Annaly caught my attention this morning when I saw the headline that the COO and the Co-Chief Investment officer were both resigning from the firm. That would be major news for any company, but more interesting when it’s NLY, a controversial mortgage REIT that has been pummeled over the past 18 months.
Annaly is a $10 billion market cap mortgage REIT, the largest among such stocks, and one of the most popular given the company’s 17 year track record. The stock has generally paid a 10-15% annual dividend yield throughout that history (depending on interest rates, leverage, and the company’s hedging), while the stock itself has been flat:
While the stock is flat, most investors in NLY have generally been satisfied with the dividend yield in the stock.
So what’s the reason for the recent severe decline, and is it a solid investment opportunity going forward?
Annaly’s business is essentially to borrow short-term financing from banks, and use those proceeds to invest in agency mortgage-backed securities (Freddie Mac and Fannie Mae). Through a good bit of leverage, NLY is able to produce strong cash flow yields as a result of this borrow short, lend long strategy. It passes on that cash flow to investors in the form of dividends.
That’s how NLY is a $10 billion market cap company with only 150 employees in New York. It’s a large financial operation run by mortgage-backed security investors.
As a result of this strategy, NLY has gotten hurt over the last year as interest rates have risen. The rise in interest rates has reduced the value of the company’s existing inventory (higher rates equals lower bond prices, all else equal), and reduced book value as a result. As that has occurred, management has reduced its leverage over the last year, taking down its liability to equity ratio:
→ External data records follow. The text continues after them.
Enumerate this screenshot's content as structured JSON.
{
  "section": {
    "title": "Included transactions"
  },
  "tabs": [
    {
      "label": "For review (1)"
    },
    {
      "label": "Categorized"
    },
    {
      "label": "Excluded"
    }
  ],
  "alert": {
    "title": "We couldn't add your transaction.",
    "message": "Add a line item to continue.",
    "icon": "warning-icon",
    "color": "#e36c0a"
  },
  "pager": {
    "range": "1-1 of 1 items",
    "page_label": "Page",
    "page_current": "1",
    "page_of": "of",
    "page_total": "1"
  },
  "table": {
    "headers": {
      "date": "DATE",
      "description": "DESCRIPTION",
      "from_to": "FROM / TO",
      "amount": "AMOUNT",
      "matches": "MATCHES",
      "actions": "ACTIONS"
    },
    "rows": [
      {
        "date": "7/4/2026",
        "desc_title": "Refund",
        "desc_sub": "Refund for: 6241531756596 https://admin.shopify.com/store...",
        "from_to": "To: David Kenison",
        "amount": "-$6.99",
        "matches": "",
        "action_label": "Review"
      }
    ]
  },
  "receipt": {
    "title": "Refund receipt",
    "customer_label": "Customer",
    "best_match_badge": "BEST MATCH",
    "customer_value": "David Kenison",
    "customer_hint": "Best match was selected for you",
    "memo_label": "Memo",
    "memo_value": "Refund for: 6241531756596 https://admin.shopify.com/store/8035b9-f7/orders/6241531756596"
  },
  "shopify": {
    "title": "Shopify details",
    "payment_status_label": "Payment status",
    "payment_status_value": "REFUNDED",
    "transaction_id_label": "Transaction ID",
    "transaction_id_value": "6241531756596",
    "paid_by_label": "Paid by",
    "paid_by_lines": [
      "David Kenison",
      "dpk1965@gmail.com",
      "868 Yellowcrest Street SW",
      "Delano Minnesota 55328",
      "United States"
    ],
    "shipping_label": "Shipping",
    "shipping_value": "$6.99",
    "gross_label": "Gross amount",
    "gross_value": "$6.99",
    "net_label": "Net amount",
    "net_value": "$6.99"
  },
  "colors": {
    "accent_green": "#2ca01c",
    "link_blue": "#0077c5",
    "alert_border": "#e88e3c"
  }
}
The Total Liabilities to Total Stockholders’ Equity ratio is down from (15.9/117.5) = 13.5% at the end of 2012 (right column) to (12.9/80.5) =16.1% at the end of the Sept. 30th, 2013 (left column).
Management outlined the company’s primary risk as interest rates:
The primary risk to the Company is interest rate risk. Interest rates are highly sensitive to many factors, including governmental monetary and tax policies, domestic and international economic and political considerations and other factors beyond the Company’s control. Changes in the general level of interest rates can affect net interest income, which is the difference between the interest income earned on interest earning assets and the interest expense incurred in connection with the interest-bearing liabilities, by affecting the spread between the interest earning assets and interest-bearing liabilities. Changes in the level of interest rates can also affect the value of the interest earning assets and the Company’s ability to realize gains from the sale of these assets. A decline in the value of the interest earning assets pledged as collateral for borrowings under repurchase agreements and derivative contracts could result in the counterparties demanding additional collateral pledges or liquidation of some of the existing collateral to reduce borrowing levels.…Weakness in the mortgage market, the shape of the yield curve and changes in the expectations for the volatility of future interest rates may adversely affect the performance and market value of the Company’s investments. This could negatively impact the Company’s net book value. Furthermore, if many of the Company’s lenders are unwilling or unable to provide additional financing, the Company could be forced to sell its Investment Securities at an inopportune time when prices are depressed. The Company has established policies and procedures for mitigating market risk, including conducting scenario analyses and utilizing a range of hedging strategies.